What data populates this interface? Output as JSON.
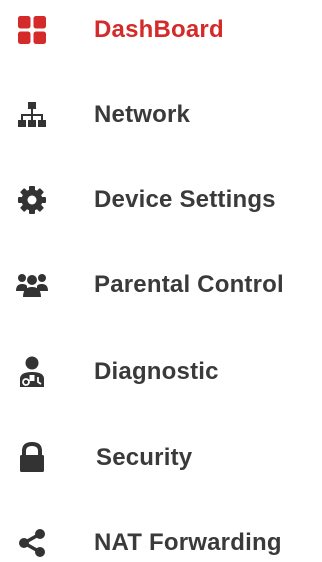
{
  "menu": {
    "items": [
      {
        "label": "DashBoard",
        "icon": "dashboard-grid-icon",
        "active": true
      },
      {
        "label": "Network",
        "icon": "network-topology-icon",
        "active": false
      },
      {
        "label": "Device Settings",
        "icon": "gear-icon",
        "active": false
      },
      {
        "label": "Parental Control",
        "icon": "user-group-icon",
        "active": false
      },
      {
        "label": "Diagnostic",
        "icon": "doctor-icon",
        "active": false
      },
      {
        "label": "Security",
        "icon": "lock-icon",
        "active": false
      },
      {
        "label": "NAT Forwarding",
        "icon": "share-icon",
        "active": false
      }
    ]
  },
  "colors": {
    "active": "#d42a2a",
    "inactive": "#3a3a3a"
  }
}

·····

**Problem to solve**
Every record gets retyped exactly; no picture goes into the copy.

**Task solution**
What data populates this interface? Output as JSON.
{
  "menu": {
    "items": [
      {
        "label": "DashBoard",
        "icon": "dashboard-grid-icon",
        "active": true
      },
      {
        "label": "Network",
        "icon": "network-topology-icon",
        "active": false
      },
      {
        "label": "Device Settings",
        "icon": "gear-icon",
        "active": false
      },
      {
        "label": "Parental Control",
        "icon": "user-group-icon",
        "active": false
      },
      {
        "label": "Diagnostic",
        "icon": "doctor-icon",
        "active": false
      },
      {
        "label": "Security",
        "icon": "lock-icon",
        "active": false
      },
      {
        "label": "NAT Forwarding",
        "icon": "share-icon",
        "active": false
      }
    ]
  },
  "colors": {
    "active": "#d42a2a",
    "inactive": "#3a3a3a"
  }
}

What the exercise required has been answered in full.